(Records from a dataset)
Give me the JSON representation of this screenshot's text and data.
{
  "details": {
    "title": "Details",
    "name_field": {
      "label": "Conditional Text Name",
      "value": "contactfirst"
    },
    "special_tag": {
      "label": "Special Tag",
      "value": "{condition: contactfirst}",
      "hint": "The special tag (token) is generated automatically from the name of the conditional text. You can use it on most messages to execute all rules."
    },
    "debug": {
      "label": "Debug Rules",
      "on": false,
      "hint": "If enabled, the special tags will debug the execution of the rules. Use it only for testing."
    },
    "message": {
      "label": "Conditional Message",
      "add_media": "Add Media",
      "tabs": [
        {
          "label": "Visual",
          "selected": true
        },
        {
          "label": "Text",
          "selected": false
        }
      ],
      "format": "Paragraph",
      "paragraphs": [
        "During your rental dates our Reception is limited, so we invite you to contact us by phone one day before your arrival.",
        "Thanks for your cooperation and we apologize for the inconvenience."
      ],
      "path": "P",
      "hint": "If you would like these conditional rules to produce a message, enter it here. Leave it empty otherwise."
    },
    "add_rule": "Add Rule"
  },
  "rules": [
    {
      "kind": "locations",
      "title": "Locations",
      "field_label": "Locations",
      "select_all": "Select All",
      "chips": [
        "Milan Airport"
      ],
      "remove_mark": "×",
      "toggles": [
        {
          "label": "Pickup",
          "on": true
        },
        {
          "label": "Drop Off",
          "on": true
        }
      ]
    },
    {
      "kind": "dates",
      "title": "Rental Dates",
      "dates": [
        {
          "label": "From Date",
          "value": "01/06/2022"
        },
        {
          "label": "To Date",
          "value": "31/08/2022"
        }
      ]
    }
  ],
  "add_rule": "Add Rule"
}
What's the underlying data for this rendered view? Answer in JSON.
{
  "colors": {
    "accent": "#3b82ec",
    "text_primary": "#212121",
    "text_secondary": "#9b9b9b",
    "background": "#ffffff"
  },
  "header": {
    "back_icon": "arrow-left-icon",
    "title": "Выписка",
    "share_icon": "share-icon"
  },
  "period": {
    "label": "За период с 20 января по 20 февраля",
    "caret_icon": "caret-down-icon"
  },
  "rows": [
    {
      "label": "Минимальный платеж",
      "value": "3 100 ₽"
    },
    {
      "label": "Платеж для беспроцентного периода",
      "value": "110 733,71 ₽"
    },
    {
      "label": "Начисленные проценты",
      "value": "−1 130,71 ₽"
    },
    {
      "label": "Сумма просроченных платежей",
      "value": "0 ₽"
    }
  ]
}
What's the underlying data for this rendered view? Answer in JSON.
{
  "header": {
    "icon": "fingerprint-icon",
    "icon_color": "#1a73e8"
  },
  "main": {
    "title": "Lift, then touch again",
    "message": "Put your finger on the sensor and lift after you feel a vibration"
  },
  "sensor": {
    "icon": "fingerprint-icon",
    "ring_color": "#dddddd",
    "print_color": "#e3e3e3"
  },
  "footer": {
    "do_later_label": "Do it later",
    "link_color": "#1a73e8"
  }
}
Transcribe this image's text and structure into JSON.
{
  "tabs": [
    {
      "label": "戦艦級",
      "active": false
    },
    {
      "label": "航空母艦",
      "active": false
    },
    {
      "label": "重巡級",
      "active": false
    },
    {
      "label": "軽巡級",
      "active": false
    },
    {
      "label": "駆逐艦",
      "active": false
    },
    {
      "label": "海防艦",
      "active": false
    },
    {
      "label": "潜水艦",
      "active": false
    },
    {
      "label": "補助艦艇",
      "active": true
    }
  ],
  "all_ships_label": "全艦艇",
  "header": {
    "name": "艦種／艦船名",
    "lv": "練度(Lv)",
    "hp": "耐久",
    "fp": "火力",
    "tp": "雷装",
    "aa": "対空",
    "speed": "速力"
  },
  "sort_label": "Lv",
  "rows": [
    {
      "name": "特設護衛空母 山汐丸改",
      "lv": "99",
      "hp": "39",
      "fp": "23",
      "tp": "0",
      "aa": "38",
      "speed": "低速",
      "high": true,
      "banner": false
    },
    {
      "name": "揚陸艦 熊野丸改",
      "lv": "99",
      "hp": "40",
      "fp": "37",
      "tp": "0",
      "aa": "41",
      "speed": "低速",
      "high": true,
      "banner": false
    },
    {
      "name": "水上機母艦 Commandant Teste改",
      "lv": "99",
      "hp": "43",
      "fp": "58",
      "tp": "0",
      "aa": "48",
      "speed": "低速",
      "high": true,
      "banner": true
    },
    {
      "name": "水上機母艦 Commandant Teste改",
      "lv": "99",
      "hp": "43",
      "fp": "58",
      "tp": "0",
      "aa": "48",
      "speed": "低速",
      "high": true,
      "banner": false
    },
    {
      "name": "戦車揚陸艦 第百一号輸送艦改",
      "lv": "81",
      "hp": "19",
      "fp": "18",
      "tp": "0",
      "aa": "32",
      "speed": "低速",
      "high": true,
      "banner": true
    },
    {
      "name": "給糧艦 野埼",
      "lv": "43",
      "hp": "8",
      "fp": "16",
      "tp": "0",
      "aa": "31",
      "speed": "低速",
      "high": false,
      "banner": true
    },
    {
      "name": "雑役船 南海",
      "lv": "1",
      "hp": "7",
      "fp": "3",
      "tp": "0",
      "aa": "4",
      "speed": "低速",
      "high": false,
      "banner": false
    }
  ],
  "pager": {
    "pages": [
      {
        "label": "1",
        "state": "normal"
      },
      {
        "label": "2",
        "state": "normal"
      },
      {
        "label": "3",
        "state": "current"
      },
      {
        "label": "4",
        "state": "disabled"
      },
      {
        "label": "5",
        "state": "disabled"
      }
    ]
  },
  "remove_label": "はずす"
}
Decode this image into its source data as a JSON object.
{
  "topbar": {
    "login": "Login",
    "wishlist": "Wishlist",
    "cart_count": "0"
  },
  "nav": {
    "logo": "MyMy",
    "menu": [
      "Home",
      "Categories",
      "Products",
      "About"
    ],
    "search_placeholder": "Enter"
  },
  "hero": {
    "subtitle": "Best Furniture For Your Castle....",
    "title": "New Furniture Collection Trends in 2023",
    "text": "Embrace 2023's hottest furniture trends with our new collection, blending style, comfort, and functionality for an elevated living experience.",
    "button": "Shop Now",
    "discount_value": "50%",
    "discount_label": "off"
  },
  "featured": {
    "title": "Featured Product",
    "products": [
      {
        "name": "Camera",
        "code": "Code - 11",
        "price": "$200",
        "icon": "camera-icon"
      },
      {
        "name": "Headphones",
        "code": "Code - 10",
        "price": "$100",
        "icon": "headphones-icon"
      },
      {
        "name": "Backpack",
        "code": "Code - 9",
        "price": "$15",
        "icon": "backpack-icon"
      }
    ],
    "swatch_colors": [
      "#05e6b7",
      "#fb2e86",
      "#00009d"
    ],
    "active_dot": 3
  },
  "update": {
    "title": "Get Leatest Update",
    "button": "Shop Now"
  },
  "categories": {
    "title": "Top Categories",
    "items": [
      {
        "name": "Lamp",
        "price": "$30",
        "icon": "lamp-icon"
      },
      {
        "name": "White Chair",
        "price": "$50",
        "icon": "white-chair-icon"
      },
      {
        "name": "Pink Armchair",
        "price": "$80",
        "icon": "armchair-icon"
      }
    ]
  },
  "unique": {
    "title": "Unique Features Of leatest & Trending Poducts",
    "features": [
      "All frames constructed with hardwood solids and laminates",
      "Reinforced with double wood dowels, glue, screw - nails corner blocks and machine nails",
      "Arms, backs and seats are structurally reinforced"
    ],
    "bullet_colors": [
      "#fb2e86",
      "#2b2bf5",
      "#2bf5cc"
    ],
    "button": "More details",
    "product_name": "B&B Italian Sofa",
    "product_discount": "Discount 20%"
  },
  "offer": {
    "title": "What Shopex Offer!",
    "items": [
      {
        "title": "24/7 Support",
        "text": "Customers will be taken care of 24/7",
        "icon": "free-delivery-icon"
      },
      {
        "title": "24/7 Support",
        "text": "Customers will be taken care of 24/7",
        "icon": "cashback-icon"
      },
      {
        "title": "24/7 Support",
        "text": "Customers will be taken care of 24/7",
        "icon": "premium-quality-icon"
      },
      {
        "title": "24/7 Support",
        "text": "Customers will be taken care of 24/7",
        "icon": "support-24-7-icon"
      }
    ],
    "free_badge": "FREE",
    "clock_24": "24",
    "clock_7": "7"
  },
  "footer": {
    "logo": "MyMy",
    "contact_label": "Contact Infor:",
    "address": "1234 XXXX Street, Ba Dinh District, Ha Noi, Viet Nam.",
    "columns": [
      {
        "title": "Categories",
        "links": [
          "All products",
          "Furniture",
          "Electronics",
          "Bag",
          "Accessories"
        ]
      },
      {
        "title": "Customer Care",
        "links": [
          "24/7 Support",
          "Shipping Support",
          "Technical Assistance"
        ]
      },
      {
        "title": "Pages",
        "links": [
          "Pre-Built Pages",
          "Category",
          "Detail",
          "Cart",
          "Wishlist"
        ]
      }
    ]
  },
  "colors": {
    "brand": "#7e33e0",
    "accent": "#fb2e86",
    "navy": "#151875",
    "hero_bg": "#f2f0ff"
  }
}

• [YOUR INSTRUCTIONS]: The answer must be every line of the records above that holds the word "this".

• [EXPECTED ANSWER]:
Give me the JSON representation of this screenshot's text and data.
What's the underlying data for this rendered view? Answer in JSON.
What's the underlying data for this rendered view? Answer in JSON.
Transcribe this image's text and structure into JSON.
Decode this image into its source data as a JSON object.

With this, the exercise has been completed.